“The Sabbath was made for man …”

— Mark 2:27

At the end of a given week, do you often find yourself tired and weary from the toils of work? Are you ready to relax and give praise to the Lord? That is exactly what the Sabbath is for. We should reserve it as a day of rest and rejoicing. In fact, do you know why many churches (including the one I pastor) choose not to have kneeling benches? Because in the early church, Christians were forbidden to kneel on Sunday. They instead observed Sunday as a day of rejoicing in God for His mighty deeds.

The Sabbath is a blessed day, and so it should be, for even the Lord rested on the Sabbath after creating the universe. On this day of the week, we remember that God made us as special creatures, designed to lift our heads toward God, honoring Him for who He is and for what He has done. The Sabbath is a pledge of that eternal rest which is ours. Not only should we rest on the Sabbath, we should take advantage of it as family time. For those of us with children, we can take that day to spend time with our kids, to model rejoicing for them, and to teach them spiritual truths.

But we so often compromise the Sabbath. Amos castigated the ungodly people in Israel who eagerly awaited the end of the Sabbath so that they might sell their crops. In the same spirit as these sinful Israelites, many people today don’t even wait for the Sabbath to end before they engage in work. Some people may have to work on this day, but many without Sunday work obligations choose to work anyway. In doing so, these people demonstrate how far their hearts are from God. They dishonor God by not keeping His day holy.

This week, plan to set the Sabbath aside as a day to rest and rejoice in the Lord.
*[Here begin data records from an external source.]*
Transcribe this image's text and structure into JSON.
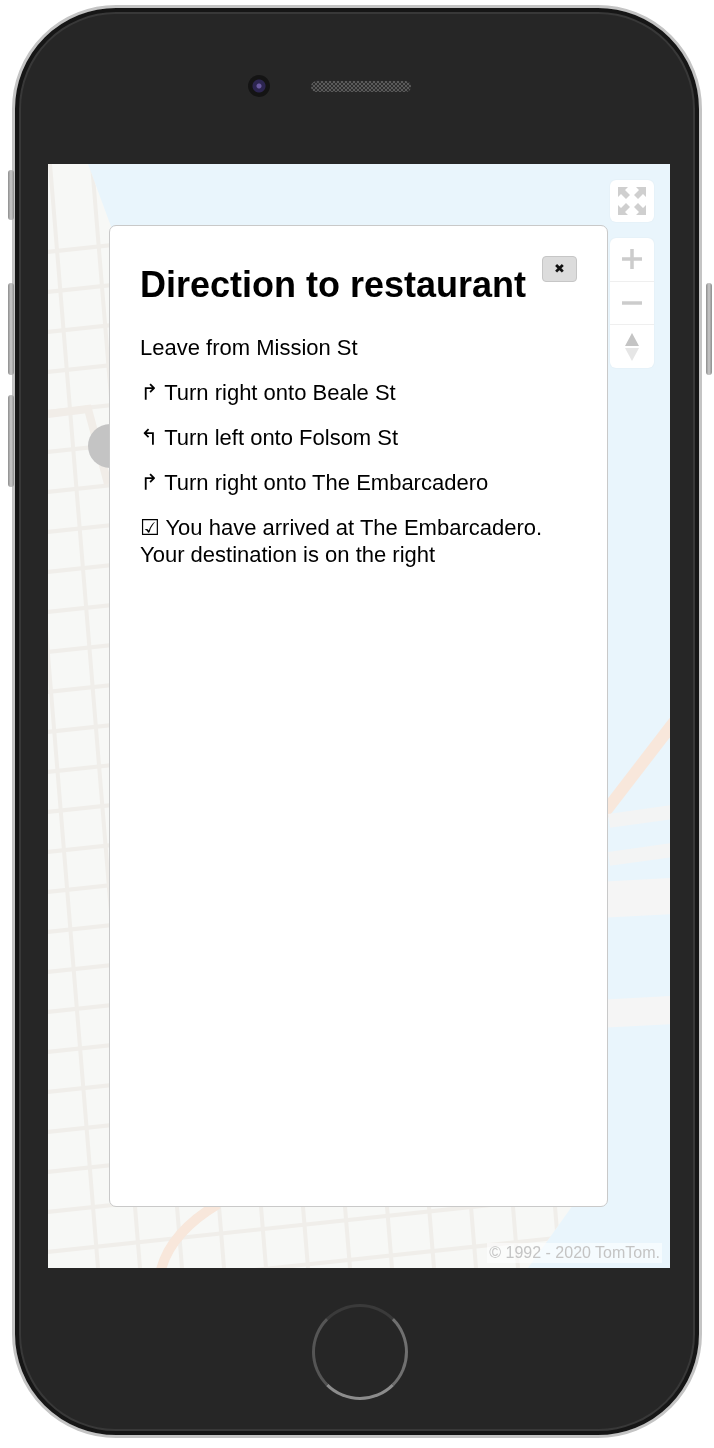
{
  "dialog": {
    "title": "Direction to restaurant",
    "close_label": "✖",
    "steps": [
      "Leave from Mission St",
      "↱ Turn right onto Beale St",
      "↰ Turn left onto Folsom St",
      "↱ Turn right onto The Embarcadero",
      "☑ You have arrived at The Embarcadero. Your destination is on the right"
    ]
  },
  "map": {
    "attribution": "© 1992 - 2020 TomTom."
  }
}
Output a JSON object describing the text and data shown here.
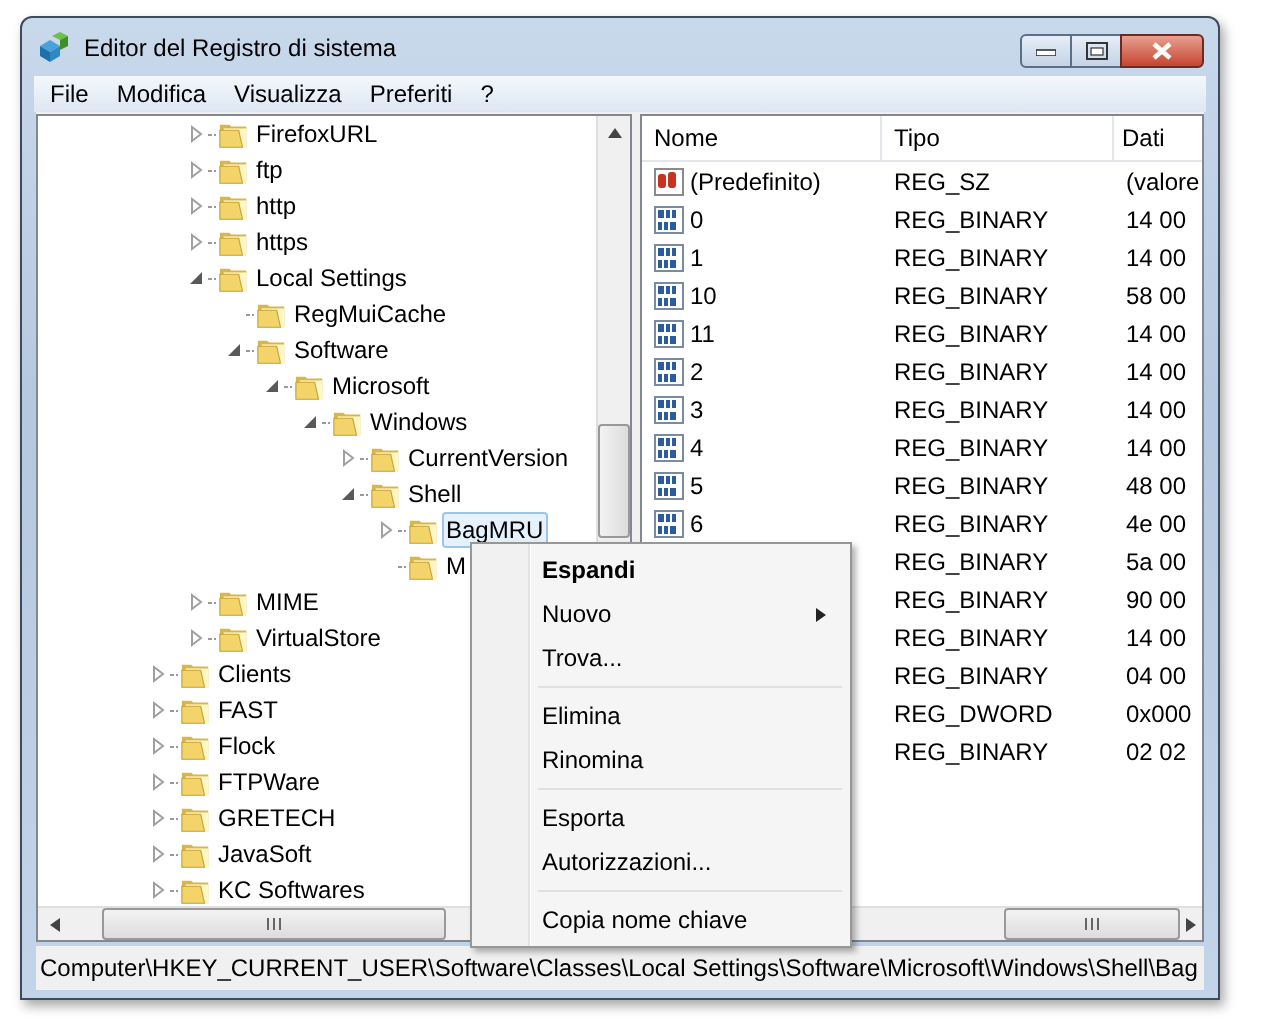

Give your responsibilities to God, and allow Him to hold them while you enjoy Him and the day He has made.

“The stops of a good man are ordered
by the Lord as well as his steps.”
George Mueller